The schools plan left some Detroiters feeling like they had no influence over their city's educational future -- in part because Public Act 4, which granted Synder and then Roberts fuller control of DPS, passed with no support from the legislators who represent Detroit.
"We can't get any traction in the legislature because it's statewide," state Rep. Harvey Santana (D-Detroit), who voted against Public Act 4 in March, told The Huffington Post.
As for the school district's emergency manager, Santana said, "There's no say by anybody in Detroit."
Evelyn Foreman, a former DPS teacher, said she signed onto the lawsuit for precisely that reason.
"It was bad enough when we had the emergency financial manager. They're giving this one person more power to make all of these decisions excluding the citizens," she said. "The rights of the citizens are to make choices."
Detroit Public Schools representatives did not return calls seeking comment.
Philo stressed that the suit does not target the education plan specifically, but goes after Public Act 4.
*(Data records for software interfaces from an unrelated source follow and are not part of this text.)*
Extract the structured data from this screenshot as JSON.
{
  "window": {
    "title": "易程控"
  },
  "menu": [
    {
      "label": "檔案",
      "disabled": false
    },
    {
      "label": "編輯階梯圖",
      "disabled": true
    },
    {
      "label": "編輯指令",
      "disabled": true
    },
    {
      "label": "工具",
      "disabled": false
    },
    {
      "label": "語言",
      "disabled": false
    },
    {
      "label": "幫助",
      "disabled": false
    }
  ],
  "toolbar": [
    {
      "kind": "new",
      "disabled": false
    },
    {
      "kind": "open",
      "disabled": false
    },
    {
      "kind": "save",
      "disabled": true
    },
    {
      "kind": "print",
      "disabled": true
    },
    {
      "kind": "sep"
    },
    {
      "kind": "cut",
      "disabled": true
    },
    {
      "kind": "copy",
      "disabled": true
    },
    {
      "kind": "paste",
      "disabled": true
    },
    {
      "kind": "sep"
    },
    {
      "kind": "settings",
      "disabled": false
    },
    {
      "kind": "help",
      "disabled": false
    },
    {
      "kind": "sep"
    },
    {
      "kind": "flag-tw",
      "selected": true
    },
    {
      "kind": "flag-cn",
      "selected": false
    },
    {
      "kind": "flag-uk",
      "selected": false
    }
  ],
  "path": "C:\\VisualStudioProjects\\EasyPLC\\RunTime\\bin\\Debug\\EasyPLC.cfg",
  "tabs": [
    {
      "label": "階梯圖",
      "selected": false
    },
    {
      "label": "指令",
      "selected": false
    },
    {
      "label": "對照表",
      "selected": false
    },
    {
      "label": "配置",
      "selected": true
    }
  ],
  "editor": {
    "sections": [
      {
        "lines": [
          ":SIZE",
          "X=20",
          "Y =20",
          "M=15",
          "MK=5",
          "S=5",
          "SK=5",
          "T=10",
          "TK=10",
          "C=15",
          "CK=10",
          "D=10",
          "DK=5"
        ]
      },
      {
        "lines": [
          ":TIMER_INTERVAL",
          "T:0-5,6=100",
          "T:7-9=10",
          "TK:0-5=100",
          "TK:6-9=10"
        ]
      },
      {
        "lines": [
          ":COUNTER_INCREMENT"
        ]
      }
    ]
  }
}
"Our lawsuit is not about a particular policy," he said. "It's about an unconstitutional power grab."
State Sen. Bert Johnson (D-Detroit), who also voted against Public Act 4, told HuffPost he expects Senate Democrats to support the lawsuit.
"I think it's high time for a lawsuit. It's something I'd been expecting and hoping for," he said. "I and other Democrats believe it was an unconstitutional law in the first place, and I expect that we will be victorious."
But Sara Wurfel, a spokesperson for Snyder, noted the original emergency financial manager law had been the brainchild of a Democratic government, and dates to 1988.
"This is not a partisan issue by any stretch of the imagination," she said.
Snyder, Wurfel said, called for changes to the law early in his tenure as governor "because he felt it was critical to update the law to provide more early-warning indicators and some additional tools" with the purpose of "avoiding emergency managers in the first place." She added that Snyder hopes not to appoint any more emergency managers in the future.
In Detroit, Roberts moved forward with his plan to overhaul the district and address DPS' $237 million budget deficit Wednesday. The Detroit Free Press reported that Roberts will cut non-teaching jobs from DPS to make good on his promise to direct more money to the classroom. Roberts also said he would reduce the number of people reporting directly to him from 30 to 7.
Detroit Public Schools also made several hiring announcements Wednesday: Karen P. Ridgeway, who currently serves as Assistant Superintendent of the Office of Research, Evaluation, Assessment and Accountability, will work as interim Superintendent for Academics. Gwendolyn A. de Jongh, Chief Labor Relations Officer, will become the Chief Human Resources Officer.